John stood in front of his pickup truck, all his earthly belongings tied up in the truck bed under an old tarp. Before him stood his family and friends––the majority of the community––all of whom had come to say goodbye and to wish him luck in his new life.
"I can’t believe you’re going," said his mother, grabbing hold of him, her press-on nails digging into his back. Tears ran down her cheeks, etching rivers through her pancake makeup. Standing there before him John realized what a tiny woman she was and he was surprised he had never noticed. She always seemed so big, strong and capable, but as he hugged her goodbye he realized she wasn’t Superwoman after all.
"It’s not forever, Mom," he said, standing back to look at her. He could see the roots of her hair, grey with the beginnings of grow-out. She spent two Fridays a month at the Samson Beauty Parlor to maintain her natural color, but time was winning the war on her head and it would have horrified her to know.
"I got you a present," his mom whispered in his ear. She presented him with a package wrapped in pink and purple paper, probably left over from his niece’s birthday party last week. His mom, a proud Scotch-Irish woman, wasted nothing. No wrapping paper, bow, or even tape was discarded. Each was placed in an old shoe box ready to serve again at a moment’s notice. His family had been recycling long before it was fashionable.
"Open it now," his auntie called out from somewhere in the crowd, and his brothers elbowed each other good-naturedly. They were obviously privy to the contents of the package. John smiled and nodded, turning his head away from the sun.
"Ah, thanks, Mom. I can never have too many pairs of underwear." John waved the stack of white Fruit-of-the-Looms in the air, bringing laughter from younger members of the crowd and nods of approval from the elders. His mother squeezed his arm.
"That’s so in case you get in a car wreck you will always have clean underpants. Read them," she instructed, hiding her mouth behind her hand so that John wouldn’t notice her bottom lip tremble. John flipped the pair on top.
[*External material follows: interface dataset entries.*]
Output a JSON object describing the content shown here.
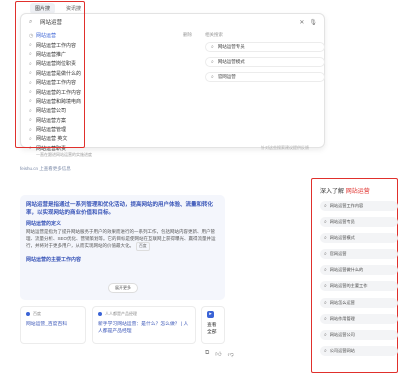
{
  "top_tabs": [
    {
      "label": "图片搜",
      "active": true
    },
    {
      "label": "资讯搜",
      "active": false
    }
  ],
  "search": {
    "value": "网站运营",
    "icons": [
      "search-icon",
      "clear-icon",
      "voice-icon"
    ]
  },
  "suggestions": [
    "网站运营",
    "网站运营工作内容",
    "网站运营推广",
    "网站运营岗位职责",
    "网站运营是做什么的",
    "网站运营工作内容",
    "网站运营的工作内容",
    "网站运营和跨境电商",
    "网站运营公司",
    "网站运营方案",
    "网站运营管理",
    "网站运营 英文",
    "网站运营职责"
  ],
  "history": {
    "label": "删除"
  },
  "related": {
    "title": "相关搜索",
    "items": [
      "网站运营专员",
      "网站运营模式",
      "官网运营"
    ]
  },
  "panel_footer": "针对这些搜索建议提供反馈",
  "behind_text": "一直在跟进网站运营的实施进度",
  "source_line": "feishu.cn 上查看更多信息",
  "answer": {
    "headline": "网站运营是指通过一系列管理和优化活动，提高网站的用户体验、流量和转化率，以实现网站的商业价值和目标。",
    "sub1": "网站运营的定义",
    "body": "网站运营是指为了提升网站服务于用户的效果而进行的一系列工作，包括网站内容更新、用户管理、流量分析、SEO优化、营销策划等。它的目标是使网站在互联网上获得曝光、赢得流量并运行，并将对于更多用户，从而实现网站的价值最大化。",
    "chip": "百度",
    "sub2": "网站运营的主要工作内容",
    "expand": "展开更多"
  },
  "mini_cards": [
    {
      "source": "百度",
      "title": "网站运营_百度百科"
    },
    {
      "source": "人人都是产品经理",
      "title": "新手学习网站运营：是什么？怎么做？ | 人人都是产品经理"
    },
    {
      "source": "",
      "title": "查看全部"
    }
  ],
  "feedback_icons": [
    "copy-icon",
    "like-icon",
    "dislike-icon"
  ],
  "deep": {
    "title_prefix": "深入了解",
    "title_keyword": "网站运营",
    "items": [
      "网站运营工作内容",
      "网站运营专员",
      "网站运营模式",
      "官网运营",
      "网站运营做什么的",
      "网站运营的主要工作",
      "网站怎么运营",
      "网站作用管理",
      "网站运营公司",
      "公司运营网站"
    ]
  },
  "colors": {
    "highlight": "#e0302c",
    "link": "#3a56b8",
    "accent": "#3a63d6"
  }
}
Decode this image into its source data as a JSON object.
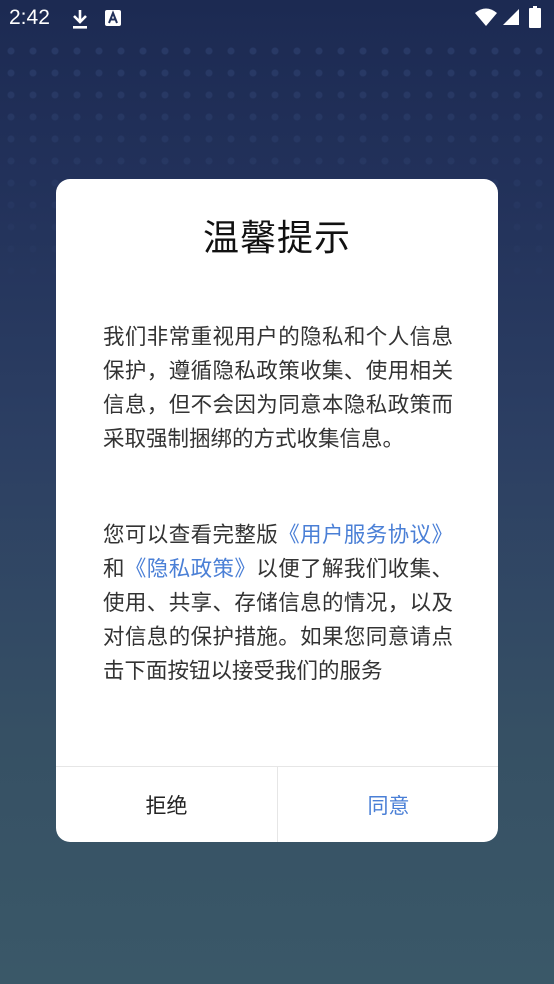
{
  "status_bar": {
    "time": "2:42",
    "icons": [
      "download-icon",
      "font-a-icon",
      "wifi-icon",
      "signal-icon",
      "battery-icon"
    ]
  },
  "dialog": {
    "title": "温馨提示",
    "paragraph1": "我们非常重视用户的隐私和个人信息保护，遵循隐私政策收集、使用相关信息，但不会因为同意本隐私政策而采取强制捆绑的方式收集信息。",
    "paragraph2": {
      "prefix": "您可以查看完整版",
      "link_user_agreement": "《用户服务协议》",
      "and": "和",
      "link_privacy_policy": "《隐私政策》",
      "suffix": "以便了解我们收集、使用、共享、存储信息的情况，以及对信息的保护措施。如果您同意请点击下面按钮以接受我们的服务"
    },
    "reject_label": "拒绝",
    "agree_label": "同意"
  },
  "colors": {
    "link": "#4a7fd6",
    "background_top": "#1c2a52",
    "background_bottom": "#3a5868"
  }
}
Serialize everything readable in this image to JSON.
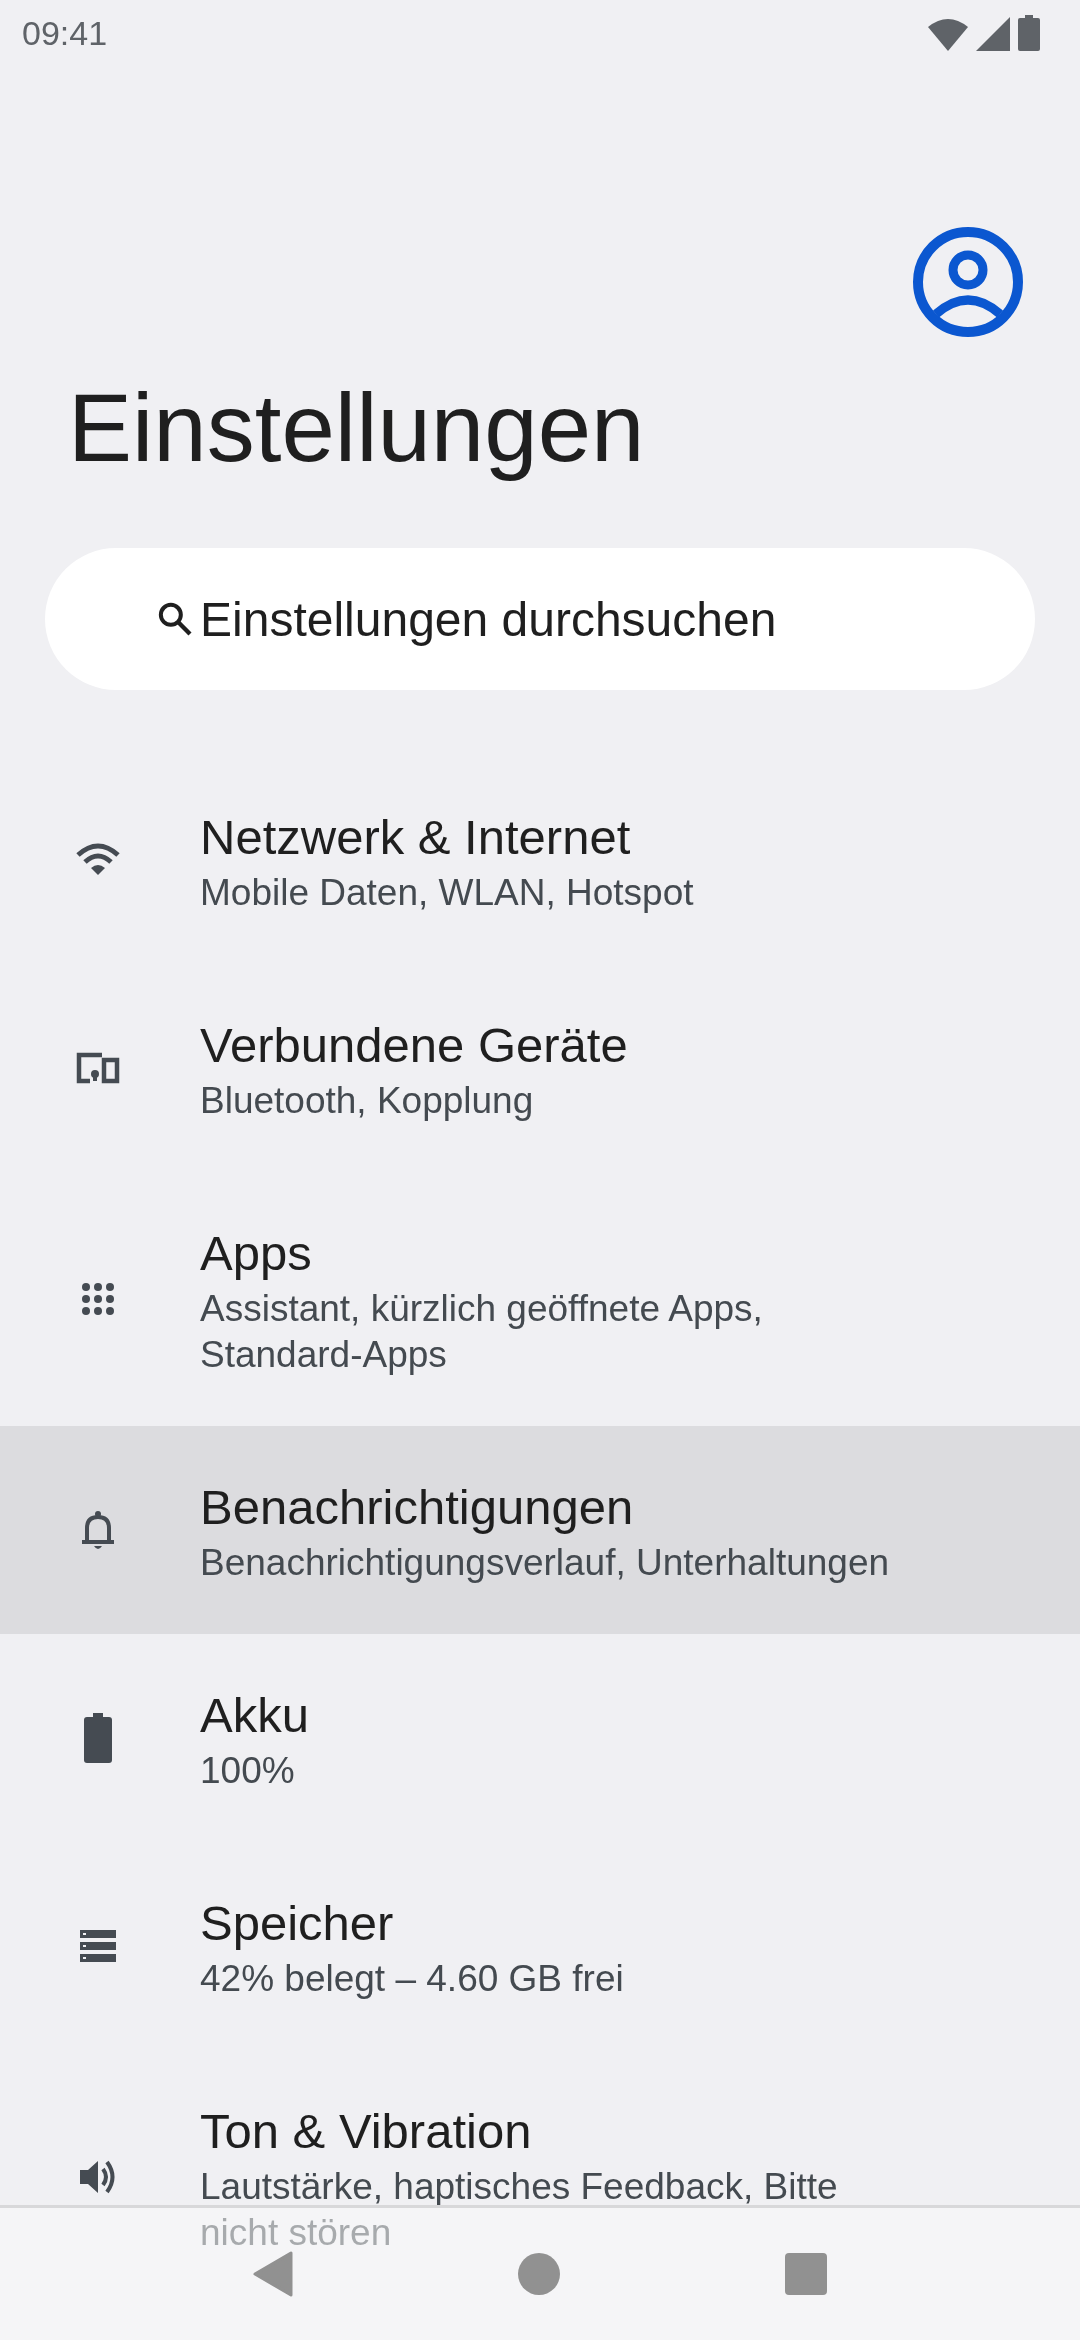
{
  "status_bar": {
    "time": "09:41"
  },
  "title": "Einstellungen",
  "search": {
    "placeholder": "Einstellungen durchsuchen"
  },
  "items": [
    {
      "title": "Netzwerk & Internet",
      "subtitle": "Mobile Daten, WLAN, Hotspot",
      "selected": false
    },
    {
      "title": "Verbundene Geräte",
      "subtitle": "Bluetooth, Kopplung",
      "selected": false
    },
    {
      "title": "Apps",
      "subtitle": "Assistant, kürzlich geöffnete Apps, Standard-Apps",
      "selected": false
    },
    {
      "title": "Benachrichtigungen",
      "subtitle": "Benachrichtigungsverlauf, Unterhaltungen",
      "selected": true
    },
    {
      "title": "Akku",
      "subtitle": "100%",
      "selected": false
    },
    {
      "title": "Speicher",
      "subtitle": "42% belegt – 4.60 GB frei",
      "selected": false
    },
    {
      "title": "Ton & Vibration",
      "subtitle": "Lautstärke, haptisches Feedback, Bitte nicht stören",
      "selected": false
    }
  ]
}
On the back were the words John Smith delicately embroidered in cursive scrawl. "Me-ma did those for you last week," said his mother, nodding to his grandmother in the front row. "Even though she has the arthritis."
John walked towards his grandmother and gave her a long hug goodbye. She broke free and saluted him, assuming he was off to war because that was the only reason anyone ever left Samson. Generations of Samson men had died for the Red, White, and Blue and his grandmother lovingly sacrificed every one of them because that was the cost of freedom. John saluted her back and then he went to each family member and friend, shaking the hands of the men and hugging the women.
"Remember," said his grandfather. "Buy American, vote Democrat, and don’t wear colored bandanas or people will think you’re in a gang."
John nodded and grasped his grandfather’s hand firmly, feeling the heavy veins in the man’s thin arm. "I won’t forget."
John made it through the crowd, doing his best not to cry. Midwest men did not cry. When he had finished his goodbyes he made his way to his truck and watched as his mother turned away. She had said she couldn’t watch him leave. He waved once more and then drove, refusing to look back in case he changed his mind. It wasn’t until three hours later at a rest stop that he saw the card on the passenger seat.
You are a good boy. Losing you is like losing my arm. But if you really love something (or someone) set them free. And so I am. Follow your heart. I hope you find your adventure.